Until 2016, Haslam had claimed the suggestion that Morgan and Holmes knew each other had come from Rees and so had the suggestion of a story being sold to the media for £250,000.
When the Panel asked Haslam to explain this discrepancy in his account, the report said simply, “he did not answer the question.”
Maybe the barristers representing the Daily Mail and The Sun will have better luck if Haslam ever takes the stand and his claims in these new witness statements are tested against the secret intelligence reports he provided to his handlers.
Haslam told “The Upsetter” that he was asked at the beginning of his infiltration to keep a diary and had sent reports at the rate of “about one a week”. In his new statements he says he gave oral briefings based on a typed note he immediately burnt and it was only later that he was asked to write reports on his own computer, which was then hacked and his cover blown.
In an otherwise vague statement on dates, times, places and events, Haslam names Rees, Adams and Leighton and John Davidson about which much is already in the public domain.
Adams goes further than the Morgan Panel report and believes Haslam is “a fantasist” and challenged him to sue. It is ironic he is willing to help the Daily Mail, whose past reporting of his police career sent him into a rage.
Adams believes Haslam has a “vendetta” against him. He said it goes back to 1977 when Haslam killed a homeless civilian while driving a police car over the limit.
Some will not be shocked to learn that Haslam kept his job. According to Adams, he declined to allow Haslam to return to the local crime squad because he had not completed a full one year in uniform.
“From that day on I was his target … I’ve analysed the allegations (Haslam made against me), there’s always an element of truth he builds and builds on.”
Haslam disputes this and with the permission of the High Court judge will be able to give his side of the story sometime this year.
And so it goes……
Source: THE “UPSETTER”
About – The Upsetter – Substack
Arresting News of (Dis)organised Crime and Corruption. Click to read The Upsetter, a Substack publication with hundreds of readers.

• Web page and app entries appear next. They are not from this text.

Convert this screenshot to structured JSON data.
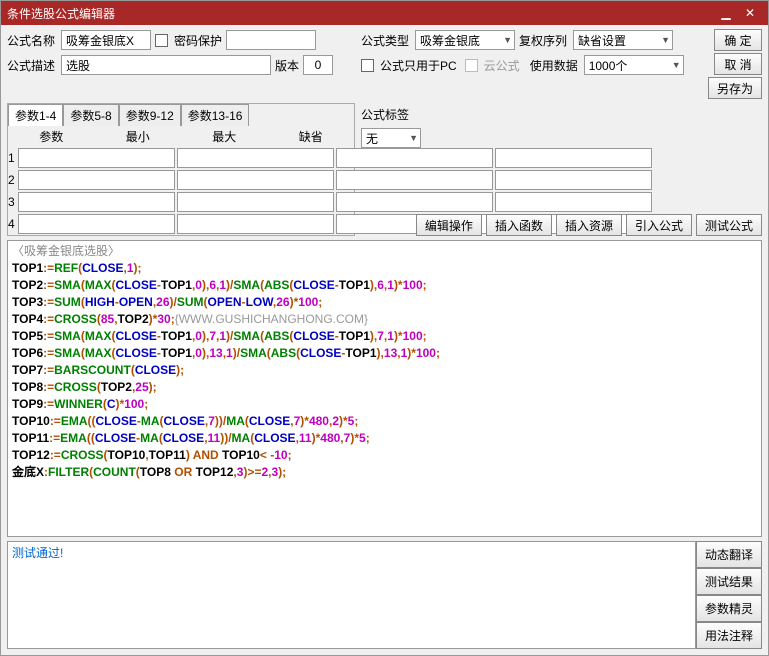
{
  "title": "条件选股公式编辑器",
  "labels": {
    "name": "公式名称",
    "pwd": "密码保护",
    "desc": "公式描述",
    "ver": "版本",
    "type": "公式类型",
    "rights": "复权序列",
    "pconly": "公式只用于PC",
    "cloud": "云公式",
    "usedata": "使用数据",
    "tag": "公式标签"
  },
  "values": {
    "name": "吸筹金银底X",
    "desc": "选股",
    "ver": "0",
    "type": "吸筹金银底",
    "reset": "缺省设置",
    "use": "1000个",
    "tag": "无"
  },
  "buttons": {
    "ok": "确 定",
    "cancel": "取 消",
    "saveas": "另存为",
    "editop": "编辑操作",
    "insfn": "插入函数",
    "insres": "插入资源",
    "import": "引入公式",
    "test": "测试公式",
    "dyntrans": "动态翻译",
    "testres": "测试结果",
    "paramhelp": "参数精灵",
    "usage": "用法注释"
  },
  "tabs": [
    "参数1-4",
    "参数5-8",
    "参数9-12",
    "参数13-16"
  ],
  "paramhead": [
    "参数",
    "最小",
    "最大",
    "缺省"
  ],
  "status": "测试通过!",
  "script_title": "〈吸筹金银底选股〉",
  "code": [
    {
      "v": "TOP1",
      "rhs": [
        {
          "t": "fn",
          "s": "REF"
        },
        {
          "t": "op",
          "s": "("
        },
        {
          "t": "id",
          "s": "CLOSE"
        },
        {
          "t": "op",
          "s": ","
        },
        {
          "t": "num",
          "s": "1"
        },
        {
          "t": "op",
          "s": ");"
        }
      ]
    },
    {
      "v": "TOP2",
      "rhs": [
        {
          "t": "fn",
          "s": "SMA"
        },
        {
          "t": "op",
          "s": "("
        },
        {
          "t": "fn",
          "s": "MAX"
        },
        {
          "t": "op",
          "s": "("
        },
        {
          "t": "id",
          "s": "CLOSE"
        },
        {
          "t": "op",
          "s": "-"
        },
        {
          "t": "bk",
          "s": "TOP1"
        },
        {
          "t": "op",
          "s": ","
        },
        {
          "t": "num",
          "s": "0"
        },
        {
          "t": "op",
          "s": "),"
        },
        {
          "t": "num",
          "s": "6"
        },
        {
          "t": "op",
          "s": ","
        },
        {
          "t": "num",
          "s": "1"
        },
        {
          "t": "op",
          "s": ")/"
        },
        {
          "t": "fn",
          "s": "SMA"
        },
        {
          "t": "op",
          "s": "("
        },
        {
          "t": "fn",
          "s": "ABS"
        },
        {
          "t": "op",
          "s": "("
        },
        {
          "t": "id",
          "s": "CLOSE"
        },
        {
          "t": "op",
          "s": "-"
        },
        {
          "t": "bk",
          "s": "TOP1"
        },
        {
          "t": "op",
          "s": "),"
        },
        {
          "t": "num",
          "s": "6"
        },
        {
          "t": "op",
          "s": ","
        },
        {
          "t": "num",
          "s": "1"
        },
        {
          "t": "op",
          "s": ")*"
        },
        {
          "t": "num",
          "s": "100"
        },
        {
          "t": "op",
          "s": ";"
        }
      ]
    },
    {
      "v": "TOP3",
      "rhs": [
        {
          "t": "fn",
          "s": "SUM"
        },
        {
          "t": "op",
          "s": "("
        },
        {
          "t": "id",
          "s": "HIGH"
        },
        {
          "t": "op",
          "s": "-"
        },
        {
          "t": "id",
          "s": "OPEN"
        },
        {
          "t": "op",
          "s": ","
        },
        {
          "t": "num",
          "s": "26"
        },
        {
          "t": "op",
          "s": ")/"
        },
        {
          "t": "fn",
          "s": "SUM"
        },
        {
          "t": "op",
          "s": "("
        },
        {
          "t": "id",
          "s": "OPEN"
        },
        {
          "t": "op",
          "s": "-"
        },
        {
          "t": "id",
          "s": "LOW"
        },
        {
          "t": "op",
          "s": ","
        },
        {
          "t": "num",
          "s": "26"
        },
        {
          "t": "op",
          "s": ")*"
        },
        {
          "t": "num",
          "s": "100"
        },
        {
          "t": "op",
          "s": ";"
        }
      ]
    },
    {
      "v": "TOP4",
      "rhs": [
        {
          "t": "fn",
          "s": "CROSS"
        },
        {
          "t": "op",
          "s": "("
        },
        {
          "t": "num",
          "s": "85"
        },
        {
          "t": "op",
          "s": ","
        },
        {
          "t": "bk",
          "s": "TOP2"
        },
        {
          "t": "op",
          "s": ")*"
        },
        {
          "t": "num",
          "s": "30"
        },
        {
          "t": "op",
          "s": ";"
        },
        {
          "t": "cm",
          "s": "{WWW.GUSHICHANGHONG.COM}"
        }
      ]
    },
    {
      "v": "TOP5",
      "rhs": [
        {
          "t": "fn",
          "s": "SMA"
        },
        {
          "t": "op",
          "s": "("
        },
        {
          "t": "fn",
          "s": "MAX"
        },
        {
          "t": "op",
          "s": "("
        },
        {
          "t": "id",
          "s": "CLOSE"
        },
        {
          "t": "op",
          "s": "-"
        },
        {
          "t": "bk",
          "s": "TOP1"
        },
        {
          "t": "op",
          "s": ","
        },
        {
          "t": "num",
          "s": "0"
        },
        {
          "t": "op",
          "s": "),"
        },
        {
          "t": "num",
          "s": "7"
        },
        {
          "t": "op",
          "s": ","
        },
        {
          "t": "num",
          "s": "1"
        },
        {
          "t": "op",
          "s": ")/"
        },
        {
          "t": "fn",
          "s": "SMA"
        },
        {
          "t": "op",
          "s": "("
        },
        {
          "t": "fn",
          "s": "ABS"
        },
        {
          "t": "op",
          "s": "("
        },
        {
          "t": "id",
          "s": "CLOSE"
        },
        {
          "t": "op",
          "s": "-"
        },
        {
          "t": "bk",
          "s": "TOP1"
        },
        {
          "t": "op",
          "s": "),"
        },
        {
          "t": "num",
          "s": "7"
        },
        {
          "t": "op",
          "s": ","
        },
        {
          "t": "num",
          "s": "1"
        },
        {
          "t": "op",
          "s": ")*"
        },
        {
          "t": "num",
          "s": "100"
        },
        {
          "t": "op",
          "s": ";"
        }
      ]
    },
    {
      "v": "TOP6",
      "rhs": [
        {
          "t": "fn",
          "s": "SMA"
        },
        {
          "t": "op",
          "s": "("
        },
        {
          "t": "fn",
          "s": "MAX"
        },
        {
          "t": "op",
          "s": "("
        },
        {
          "t": "id",
          "s": "CLOSE"
        },
        {
          "t": "op",
          "s": "-"
        },
        {
          "t": "bk",
          "s": "TOP1"
        },
        {
          "t": "op",
          "s": ","
        },
        {
          "t": "num",
          "s": "0"
        },
        {
          "t": "op",
          "s": "),"
        },
        {
          "t": "num",
          "s": "13"
        },
        {
          "t": "op",
          "s": ","
        },
        {
          "t": "num",
          "s": "1"
        },
        {
          "t": "op",
          "s": ")/"
        },
        {
          "t": "fn",
          "s": "SMA"
        },
        {
          "t": "op",
          "s": "("
        },
        {
          "t": "fn",
          "s": "ABS"
        },
        {
          "t": "op",
          "s": "("
        },
        {
          "t": "id",
          "s": "CLOSE"
        },
        {
          "t": "op",
          "s": "-"
        },
        {
          "t": "bk",
          "s": "TOP1"
        },
        {
          "t": "op",
          "s": "),"
        },
        {
          "t": "num",
          "s": "13"
        },
        {
          "t": "op",
          "s": ","
        },
        {
          "t": "num",
          "s": "1"
        },
        {
          "t": "op",
          "s": ")*"
        },
        {
          "t": "num",
          "s": "100"
        },
        {
          "t": "op",
          "s": ";"
        }
      ]
    },
    {
      "v": "TOP7",
      "rhs": [
        {
          "t": "fn",
          "s": "BARSCOUNT"
        },
        {
          "t": "op",
          "s": "("
        },
        {
          "t": "id",
          "s": "CLOSE"
        },
        {
          "t": "op",
          "s": ");"
        }
      ]
    },
    {
      "v": "TOP8",
      "rhs": [
        {
          "t": "fn",
          "s": "CROSS"
        },
        {
          "t": "op",
          "s": "("
        },
        {
          "t": "bk",
          "s": "TOP2"
        },
        {
          "t": "op",
          "s": ","
        },
        {
          "t": "num",
          "s": "25"
        },
        {
          "t": "op",
          "s": ");"
        }
      ]
    },
    {
      "v": "TOP9",
      "rhs": [
        {
          "t": "fn",
          "s": "WINNER"
        },
        {
          "t": "op",
          "s": "("
        },
        {
          "t": "id",
          "s": "C"
        },
        {
          "t": "op",
          "s": ")*"
        },
        {
          "t": "num",
          "s": "100"
        },
        {
          "t": "op",
          "s": ";"
        }
      ]
    },
    {
      "v": "TOP10",
      "rhs": [
        {
          "t": "fn",
          "s": "EMA"
        },
        {
          "t": "op",
          "s": "(("
        },
        {
          "t": "id",
          "s": "CLOSE"
        },
        {
          "t": "op",
          "s": "-"
        },
        {
          "t": "fn",
          "s": "MA"
        },
        {
          "t": "op",
          "s": "("
        },
        {
          "t": "id",
          "s": "CLOSE"
        },
        {
          "t": "op",
          "s": ","
        },
        {
          "t": "num",
          "s": "7"
        },
        {
          "t": "op",
          "s": "))/"
        },
        {
          "t": "fn",
          "s": "MA"
        },
        {
          "t": "op",
          "s": "("
        },
        {
          "t": "id",
          "s": "CLOSE"
        },
        {
          "t": "op",
          "s": ","
        },
        {
          "t": "num",
          "s": "7"
        },
        {
          "t": "op",
          "s": ")*"
        },
        {
          "t": "num",
          "s": "480"
        },
        {
          "t": "op",
          "s": ","
        },
        {
          "t": "num",
          "s": "2"
        },
        {
          "t": "op",
          "s": ")*"
        },
        {
          "t": "num",
          "s": "5"
        },
        {
          "t": "op",
          "s": ";"
        }
      ]
    },
    {
      "v": "TOP11",
      "rhs": [
        {
          "t": "fn",
          "s": "EMA"
        },
        {
          "t": "op",
          "s": "(("
        },
        {
          "t": "id",
          "s": "CLOSE"
        },
        {
          "t": "op",
          "s": "-"
        },
        {
          "t": "fn",
          "s": "MA"
        },
        {
          "t": "op",
          "s": "("
        },
        {
          "t": "id",
          "s": "CLOSE"
        },
        {
          "t": "op",
          "s": ","
        },
        {
          "t": "num",
          "s": "11"
        },
        {
          "t": "op",
          "s": "))/"
        },
        {
          "t": "fn",
          "s": "MA"
        },
        {
          "t": "op",
          "s": "("
        },
        {
          "t": "id",
          "s": "CLOSE"
        },
        {
          "t": "op",
          "s": ","
        },
        {
          "t": "num",
          "s": "11"
        },
        {
          "t": "op",
          "s": ")*"
        },
        {
          "t": "num",
          "s": "480"
        },
        {
          "t": "op",
          "s": ","
        },
        {
          "t": "num",
          "s": "7"
        },
        {
          "t": "op",
          "s": ")*"
        },
        {
          "t": "num",
          "s": "5"
        },
        {
          "t": "op",
          "s": ";"
        }
      ]
    },
    {
      "v": "TOP12",
      "rhs": [
        {
          "t": "fn",
          "s": "CROSS"
        },
        {
          "t": "op",
          "s": "("
        },
        {
          "t": "bk",
          "s": "TOP10"
        },
        {
          "t": "op",
          "s": ","
        },
        {
          "t": "bk",
          "s": "TOP11"
        },
        {
          "t": "op",
          "s": ") "
        },
        {
          "t": "kw",
          "s": "AND"
        },
        {
          "t": "op",
          "s": " "
        },
        {
          "t": "bk",
          "s": "TOP10"
        },
        {
          "t": "op",
          "s": "< -"
        },
        {
          "t": "num",
          "s": "10"
        },
        {
          "t": "op",
          "s": ";"
        }
      ]
    },
    {
      "v": "金底X",
      "out": true,
      "rhs": [
        {
          "t": "fn",
          "s": "FILTER"
        },
        {
          "t": "op",
          "s": "("
        },
        {
          "t": "fn",
          "s": "COUNT"
        },
        {
          "t": "op",
          "s": "("
        },
        {
          "t": "bk",
          "s": "TOP8"
        },
        {
          "t": "op",
          "s": " "
        },
        {
          "t": "kw",
          "s": "OR"
        },
        {
          "t": "op",
          "s": " "
        },
        {
          "t": "bk",
          "s": "TOP12"
        },
        {
          "t": "op",
          "s": ","
        },
        {
          "t": "num",
          "s": "3"
        },
        {
          "t": "op",
          "s": ")>="
        },
        {
          "t": "num",
          "s": "2"
        },
        {
          "t": "op",
          "s": ","
        },
        {
          "t": "num",
          "s": "3"
        },
        {
          "t": "op",
          "s": ");"
        }
      ]
    }
  ]
}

The Upsetter is not party political or clubbable. It is self-financed and independent of media organisations, law firms, private investigators, NGOs, think tanks, law enforcement and regulators to bring unvarnished news about how they all play ‘the game’.